_DIRECTIONS FOR THIS TASK_.
Repeat the entries that follow, exactly as they are written.
*** Opening of DATA TO USE ***
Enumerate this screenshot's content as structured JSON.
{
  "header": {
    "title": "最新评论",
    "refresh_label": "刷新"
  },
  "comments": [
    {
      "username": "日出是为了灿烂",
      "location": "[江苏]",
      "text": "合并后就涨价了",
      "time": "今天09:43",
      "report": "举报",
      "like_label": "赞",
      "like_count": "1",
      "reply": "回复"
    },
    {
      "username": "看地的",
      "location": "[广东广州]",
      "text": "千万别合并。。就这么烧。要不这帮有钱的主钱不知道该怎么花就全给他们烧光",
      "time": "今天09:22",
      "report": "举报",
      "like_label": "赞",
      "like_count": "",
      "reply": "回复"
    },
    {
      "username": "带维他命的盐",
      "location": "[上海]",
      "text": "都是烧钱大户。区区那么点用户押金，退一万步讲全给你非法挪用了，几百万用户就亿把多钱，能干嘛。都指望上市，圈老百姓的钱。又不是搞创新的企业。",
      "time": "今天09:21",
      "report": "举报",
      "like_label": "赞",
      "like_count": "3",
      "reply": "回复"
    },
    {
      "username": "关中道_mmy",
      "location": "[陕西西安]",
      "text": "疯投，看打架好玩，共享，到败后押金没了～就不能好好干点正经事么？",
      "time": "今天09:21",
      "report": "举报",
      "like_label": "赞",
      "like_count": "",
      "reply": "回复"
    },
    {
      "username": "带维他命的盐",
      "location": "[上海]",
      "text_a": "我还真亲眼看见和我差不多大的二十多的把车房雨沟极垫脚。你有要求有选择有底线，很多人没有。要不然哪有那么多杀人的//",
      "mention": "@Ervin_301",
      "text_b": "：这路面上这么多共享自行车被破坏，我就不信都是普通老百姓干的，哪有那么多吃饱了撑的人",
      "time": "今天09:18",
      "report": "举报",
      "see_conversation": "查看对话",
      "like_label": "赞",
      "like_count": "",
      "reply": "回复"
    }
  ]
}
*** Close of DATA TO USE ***
_TASK OUTPUT_.
Enumerate this screenshot's content as structured JSON.
{
  "header": {
    "title": "最新评论",
    "refresh_label": "刷新"
  },
  "comments": [
    {
      "username": "日出是为了灿烂",
      "location": "[江苏]",
      "text": "合并后就涨价了",
      "time": "今天09:43",
      "report": "举报",
      "like_label": "赞",
      "like_count": "1",
      "reply": "回复"
    },
    {
      "username": "看地的",
      "location": "[广东广州]",
      "text": "千万别合并。。就这么烧。要不这帮有钱的主钱不知道该怎么花就全给他们烧光",
      "time": "今天09:22",
      "report": "举报",
      "like_label": "赞",
      "like_count": "",
      "reply": "回复"
    },
    {
      "username": "带维他命的盐",
      "location": "[上海]",
      "text": "都是烧钱大户。区区那么点用户押金，退一万步讲全给你非法挪用了，几百万用户就亿把多钱，能干嘛。都指望上市，圈老百姓的钱。又不是搞创新的企业。",
      "time": "今天09:21",
      "report": "举报",
      "like_label": "赞",
      "like_count": "3",
      "reply": "回复"
    },
    {
      "username": "关中道_mmy",
      "location": "[陕西西安]",
      "text": "疯投，看打架好玩，共享，到败后押金没了～就不能好好干点正经事么？",
      "time": "今天09:21",
      "report": "举报",
      "like_label": "赞",
      "like_count": "",
      "reply": "回复"
    },
    {
      "username": "带维他命的盐",
      "location": "[上海]",
      "text_a": "我还真亲眼看见和我差不多大的二十多的把车房雨沟极垫脚。你有要求有选择有底线，很多人没有。要不然哪有那么多杀人的//",
      "mention": "@Ervin_301",
      "text_b": "：这路面上这么多共享自行车被破坏，我就不信都是普通老百姓干的，哪有那么多吃饱了撑的人",
      "time": "今天09:18",
      "report": "举报",
      "see_conversation": "查看对话",
      "like_label": "赞",
      "like_count": "",
      "reply": "回复"
    }
  ]
}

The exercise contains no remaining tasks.